First, no one is expected to answer with perfectly working code. Anyone who insists that you provide perfectly working code is most likely a help vampire, and their question should be reviewed for edits to improve it or ultimate closure. However, the code you do put in your answer should, in my opinion, use good coding practices. Sometimes if you show someone the wrong way to do something, it's harder to get them to change it later on, once they gain experience and become more opinionated about their perceived skill level.
Second, your answer should also answer the question fully.
I believe you gave an answer that you felt would solve the problem, and your intentions were good. You also answered the question fully. However, I tend to be more of a purist. Mixing code is bad, unreadable, and should be avoided. I wouldn't have downvoted your answer, but I wouldn't upvote either.
Ultimately, some members of the community may feel your answer is helpful and upvote, while others may feel it's harmful and may downvote. People are free to vote as they choose, as long as it's on the content.
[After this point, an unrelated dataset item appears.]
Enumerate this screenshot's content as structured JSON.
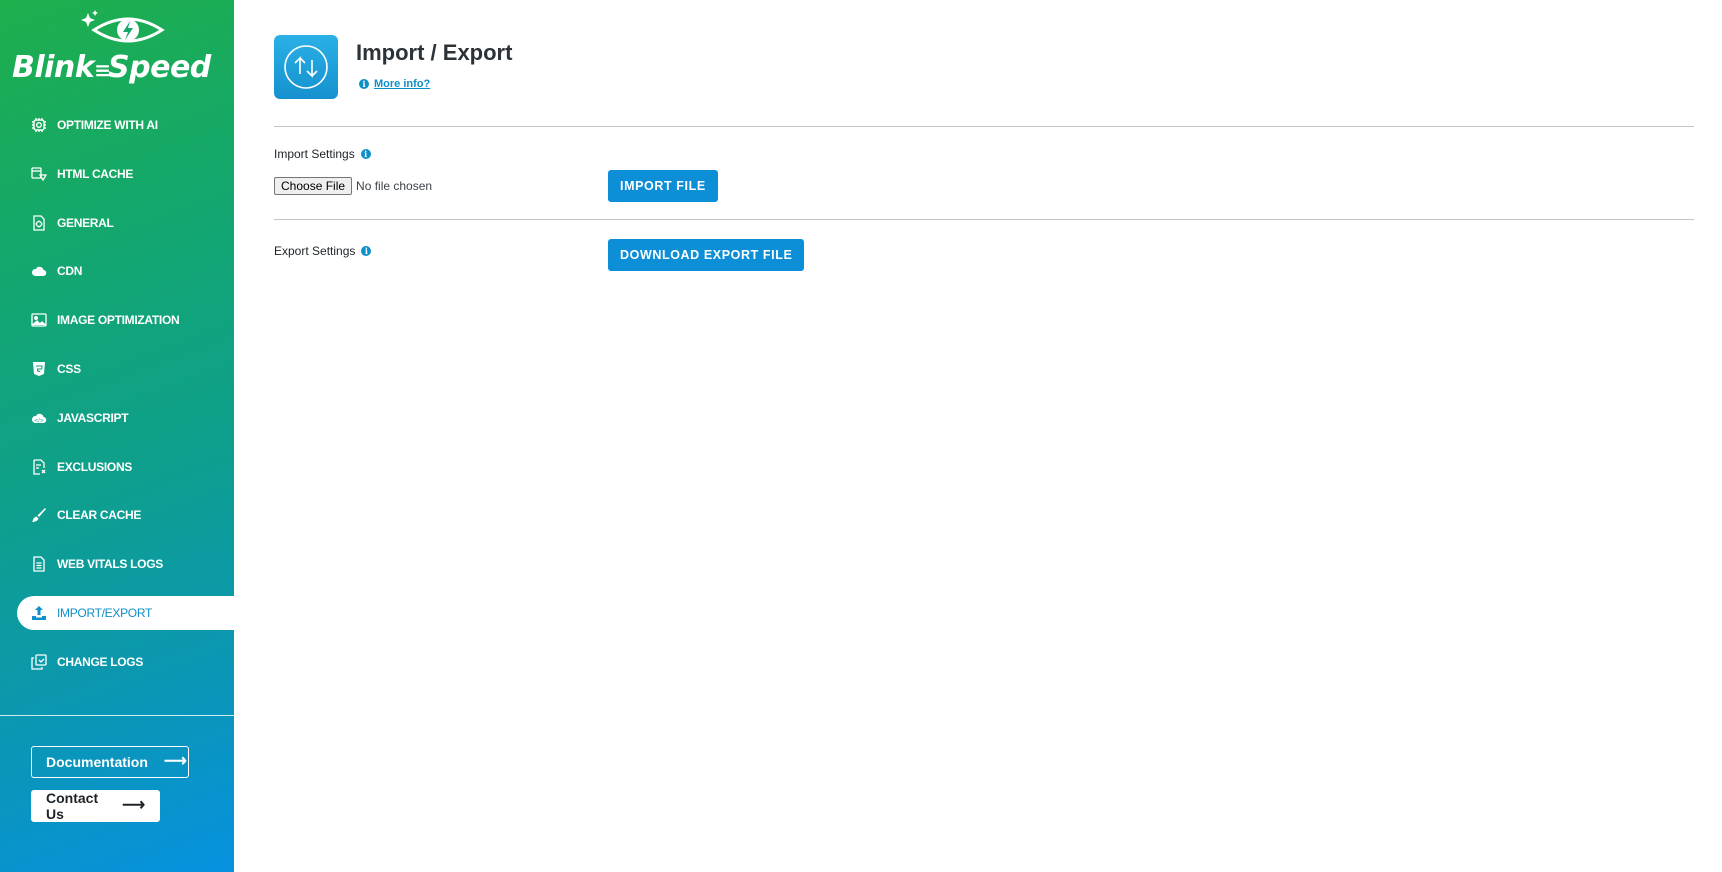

From looking at some of your answers, you're a good Stack Overflow user who writes detailed answers that will be useful to future visitors. Keep doing what you're doing. If you get a downvote and the downvoter leaves feedback, try to use that information to improve your answer if you can. If you can't really improve it, then just take it as a learning experience. Everyone gets a downvote occasionally, and sometimes these are the cases where we, as answerers, learn something. ;)
So don't let 1 downvote discourage you. Your answer might get upvoted if someone else thinks it's useful. Good luck!